Well, of course they do. No; I mean, they really do.
To be more specific, they have decided it’s a good idea to read Mil-S/F in general to look for ideas on tech, trends, and doctrine, to see what they might possibly need to prepare for, look for, procure, and teach. It makes sense. You read history to find out where we’ve been, what’s been tried, what’s worked, what’s failed, etc. Reading Mil-S/F to find scenarios that some other smart people have already thought about, maybe even thought through somewhat rigorously to see how it might play out, how it might be used or countered.
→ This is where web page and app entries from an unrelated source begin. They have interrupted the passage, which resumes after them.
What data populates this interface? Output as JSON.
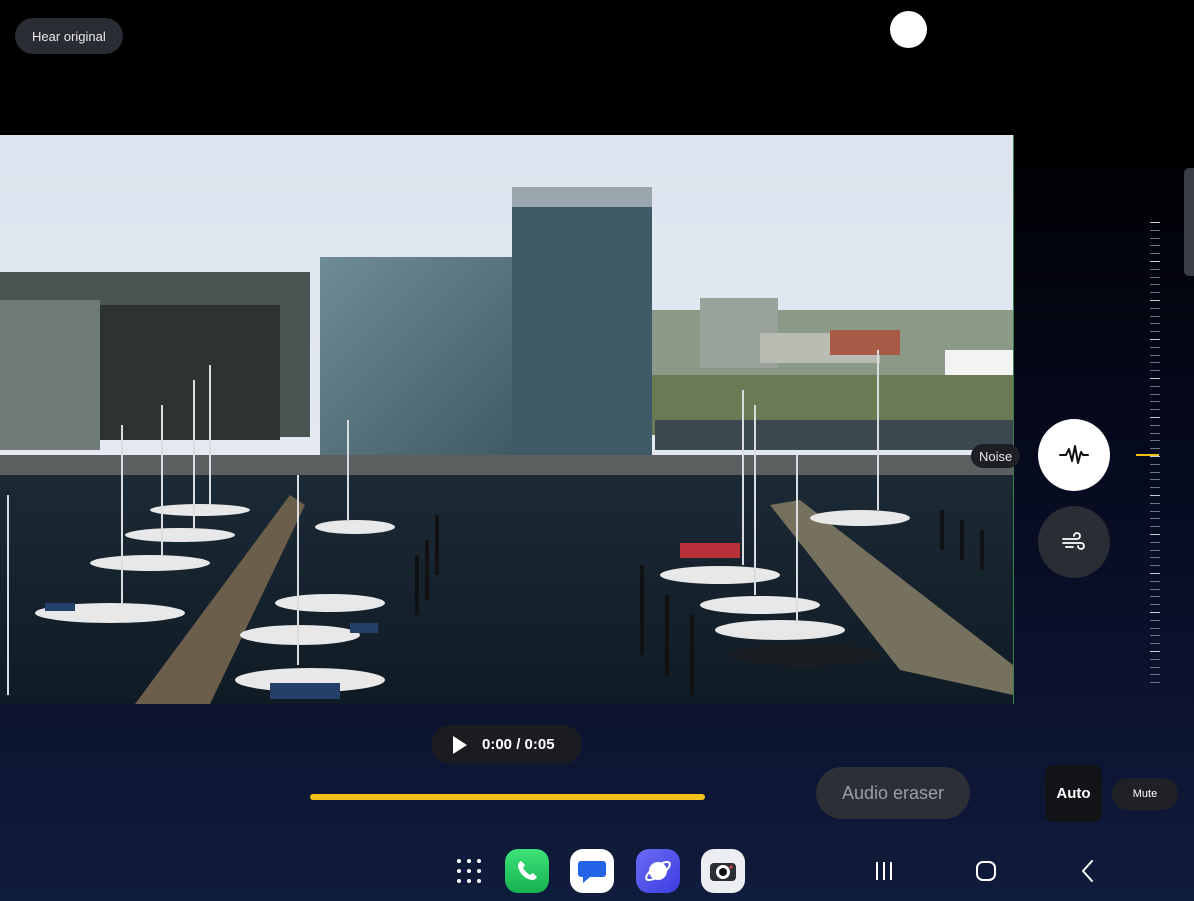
{
  "header": {
    "hear_original_label": "Hear original"
  },
  "video_preview": {
    "description_icon": "harbor-video-frame-image"
  },
  "audio_tools": {
    "noise_label": "Noise",
    "noise_icon": "sound-wave-icon",
    "wind_icon": "wind-icon"
  },
  "playback": {
    "time_text": "0:00 / 0:05",
    "progress_fraction": 1.0,
    "accent_color": "#f2c21b"
  },
  "actions": {
    "audio_eraser_label": "Audio eraser",
    "auto_label": "Auto",
    "mute_label": "Mute"
  },
  "dock": {
    "apps": [
      {
        "name": "apps-grid-icon"
      },
      {
        "name": "phone-app-icon"
      },
      {
        "name": "messages-app-icon"
      },
      {
        "name": "internet-app-icon"
      },
      {
        "name": "camera-app-icon"
      }
    ]
  },
  "nav": {
    "recent_icon": "recent-apps-icon",
    "home_icon": "home-icon",
    "back_icon": "back-icon"
  }
}
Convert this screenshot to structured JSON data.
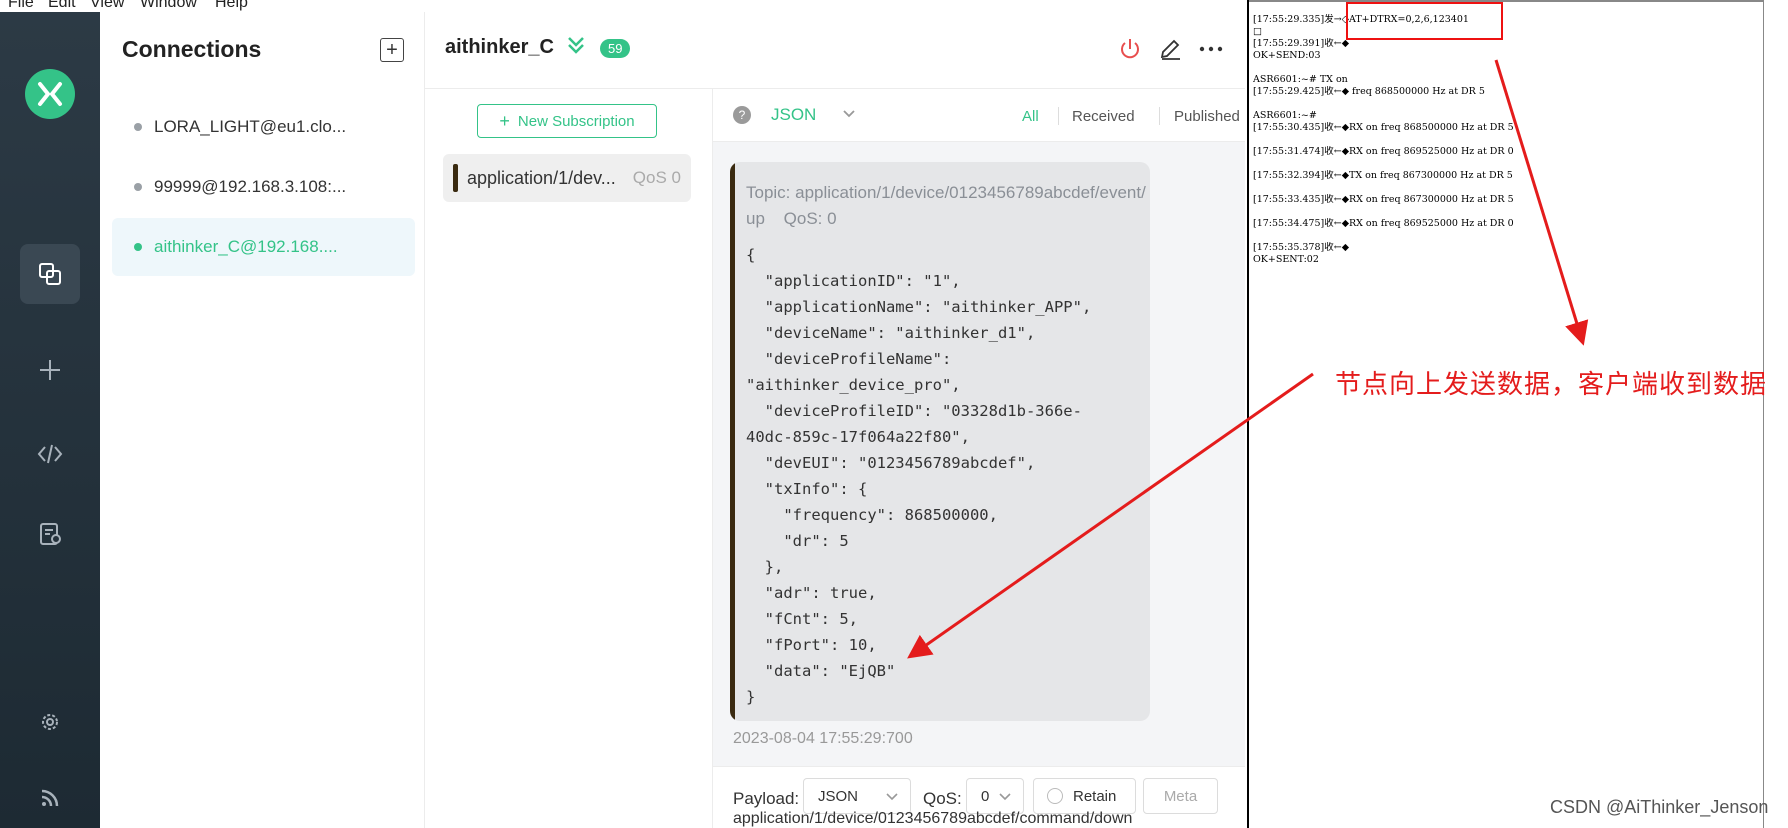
{
  "menu": [
    "File",
    "Edit",
    "View",
    "Window",
    "Help"
  ],
  "connections": {
    "title": "Connections",
    "items": [
      {
        "label": "LORA_LIGHT@eu1.clo..."
      },
      {
        "label": "99999@192.168.3.108:..."
      },
      {
        "label": "aithinker_C@192.168...."
      }
    ]
  },
  "header": {
    "name": "aithinker_C",
    "badge": "59"
  },
  "subscriptions": {
    "new_label": "New Subscription",
    "items": [
      {
        "topic": "application/1/dev...",
        "qos": "QoS 0"
      }
    ]
  },
  "messages": {
    "format": "JSON",
    "tabs": [
      "All",
      "Received",
      "Published"
    ],
    "topic_line": "Topic: application/1/device/0123456789abcdef/event/up",
    "qos_line": "QoS: 0",
    "payload": "{\n  \"applicationID\": \"1\",\n  \"applicationName\": \"aithinker_APP\",\n  \"deviceName\": \"aithinker_d1\",\n  \"deviceProfileName\":\n\"aithinker_device_pro\",\n  \"deviceProfileID\": \"03328d1b-366e-\n40dc-859c-17f064a22f80\",\n  \"devEUI\": \"0123456789abcdef\",\n  \"txInfo\": {\n    \"frequency\": 868500000,\n    \"dr\": 5\n  },\n  \"adr\": true,\n  \"fCnt\": 5,\n  \"fPort\": 10,\n  \"data\": \"EjQB\"\n}",
    "timestamp": "2023-08-04 17:55:29:700"
  },
  "compose": {
    "payload_label": "Payload:",
    "payload_format": "JSON",
    "qos_label": "QoS:",
    "qos_value": "0",
    "retain_label": "Retain",
    "meta_label": "Meta",
    "topic": "application/1/device/0123456789abcdef/command/down"
  },
  "serial_log": [
    "[17:55:29.335]发→◇AT+DTRX=0,2,6,123401",
    "□",
    "[17:55:29.391]收←◆",
    "OK+SEND:03",
    "",
    "ASR6601:~# TX on",
    "[17:55:29.425]收←◆ freq 868500000 Hz at DR 5",
    "",
    "ASR6601:~#",
    "[17:55:30.435]收←◆RX on freq 868500000 Hz at DR 5",
    "",
    "[17:55:31.474]收←◆RX on freq 869525000 Hz at DR 0",
    "",
    "[17:55:32.394]收←◆TX on freq 867300000 Hz at DR 5",
    "",
    "[17:55:33.435]收←◆RX on freq 867300000 Hz at DR 5",
    "",
    "[17:55:34.475]收←◆RX on freq 869525000 Hz at DR 0",
    "",
    "[17:55:35.378]收←◆",
    "OK+SENT:02"
  ],
  "annotation": "节点向上发送数据，客户端收到数据",
  "watermark": "CSDN @AiThinker_Jenson",
  "colors": {
    "accent": "#34c388",
    "annotation": "#e41c1c",
    "nav_bg": "#2c3a45"
  }
}
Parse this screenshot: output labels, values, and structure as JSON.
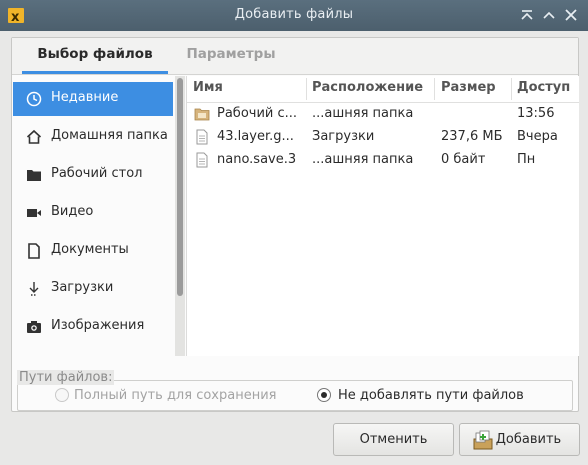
{
  "window": {
    "title": "Добавить файлы",
    "icons": [
      "app-icon",
      "minimize-icon",
      "maximize-icon",
      "close-icon"
    ]
  },
  "tabs": {
    "files": "Выбор файлов",
    "params": "Параметры"
  },
  "sidebar": {
    "items": [
      {
        "label": "Недавние",
        "icon": "recent-clock-icon",
        "active": true
      },
      {
        "label": "Домашняя папка",
        "icon": "home-icon"
      },
      {
        "label": "Рабочий стол",
        "icon": "folder-icon"
      },
      {
        "label": "Видео",
        "icon": "video-icon"
      },
      {
        "label": "Документы",
        "icon": "document-icon"
      },
      {
        "label": "Загрузки",
        "icon": "download-icon"
      },
      {
        "label": "Изображения",
        "icon": "camera-icon"
      }
    ]
  },
  "list": {
    "headers": [
      "Имя",
      "Расположение",
      "Размер",
      "Доступ"
    ],
    "rows": [
      {
        "name": "Рабочий с...",
        "location": "...ашняя папка",
        "size": "",
        "access": "13:56",
        "icon": "folder-icon"
      },
      {
        "name": "43.layer.g...",
        "location": "Загрузки",
        "size": "237,6 МБ",
        "access": "Вчера",
        "icon": "file-icon"
      },
      {
        "name": "nano.save.3",
        "location": "...ашняя папка",
        "size": "0 байт",
        "access": "Пн",
        "icon": "file-icon"
      }
    ]
  },
  "paths": {
    "label": "Пути файлов:",
    "option_full": "Полный путь для сохранения",
    "option_none": "Не добавлять пути файлов",
    "selected": "option_none"
  },
  "buttons": {
    "cancel": "Отменить",
    "add": "Добавить"
  },
  "colors": {
    "accent": "#3d8ee2",
    "titlebar": "#52687a"
  }
}
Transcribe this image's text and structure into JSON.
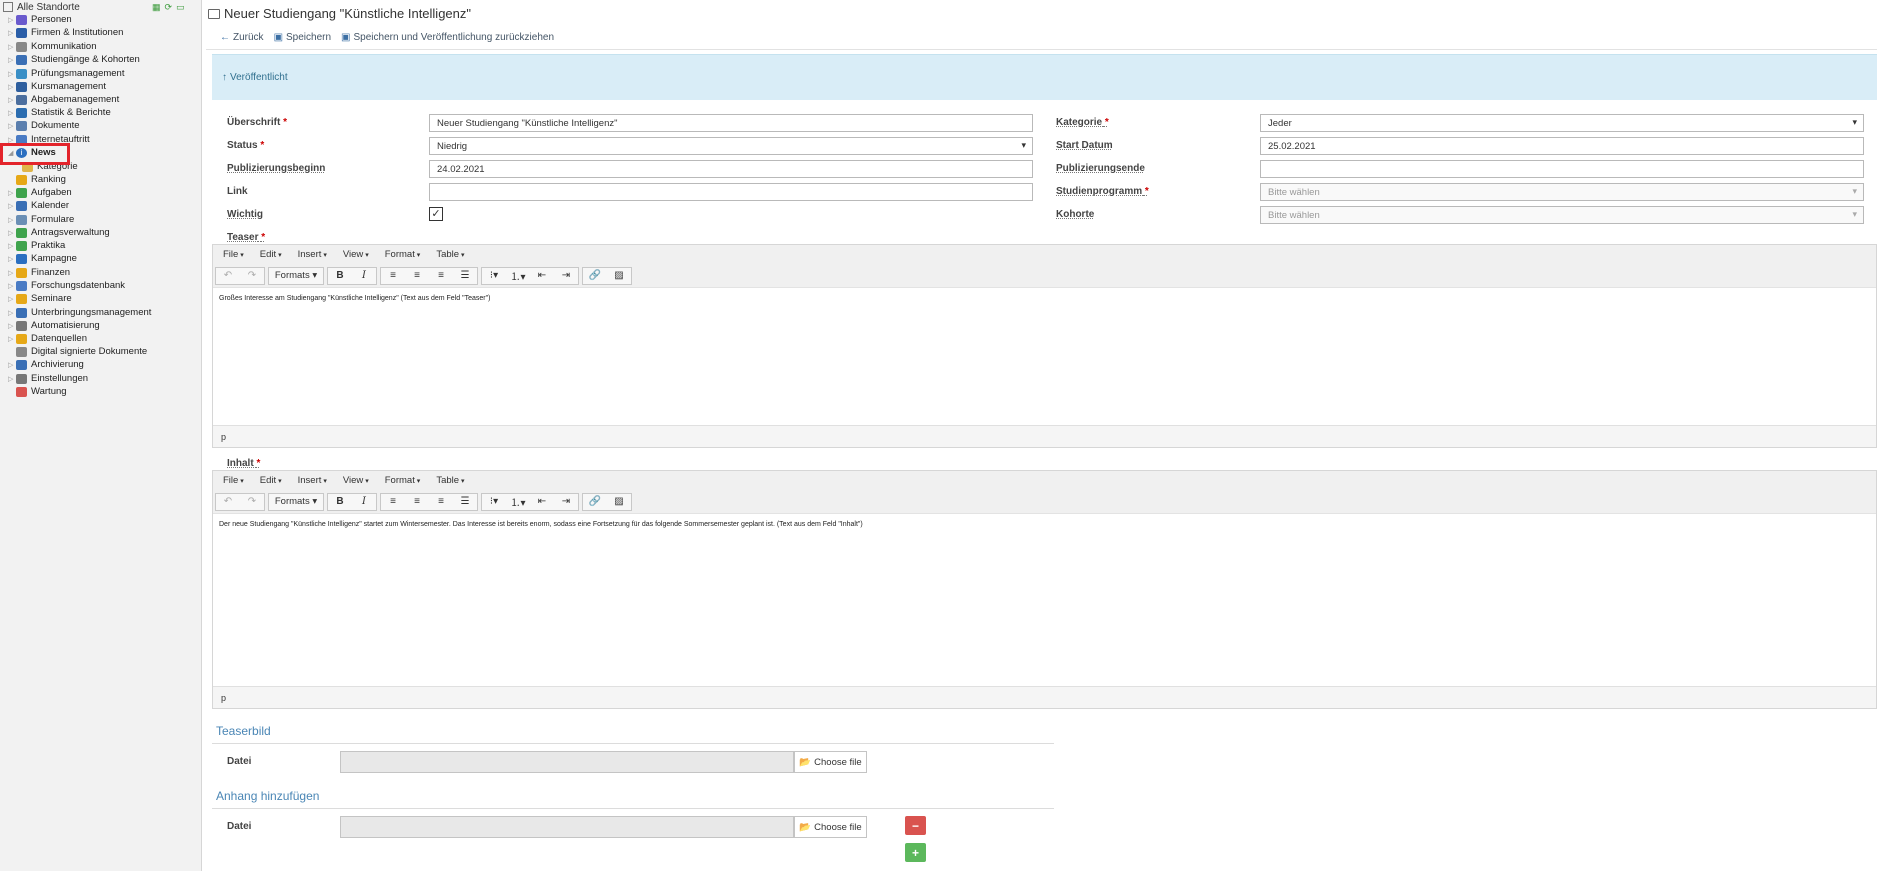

Obviously some things like FTL or space-aliens might not fit directly into anything going on now – but some hard-science things with sensors, ways of thinking, computers, etc., might be quite relevant.
That’s part of the reason I like Mil-S/F: it makes me think about history, what is, and how people act and react when the SHTF.
H/T to Instapundit.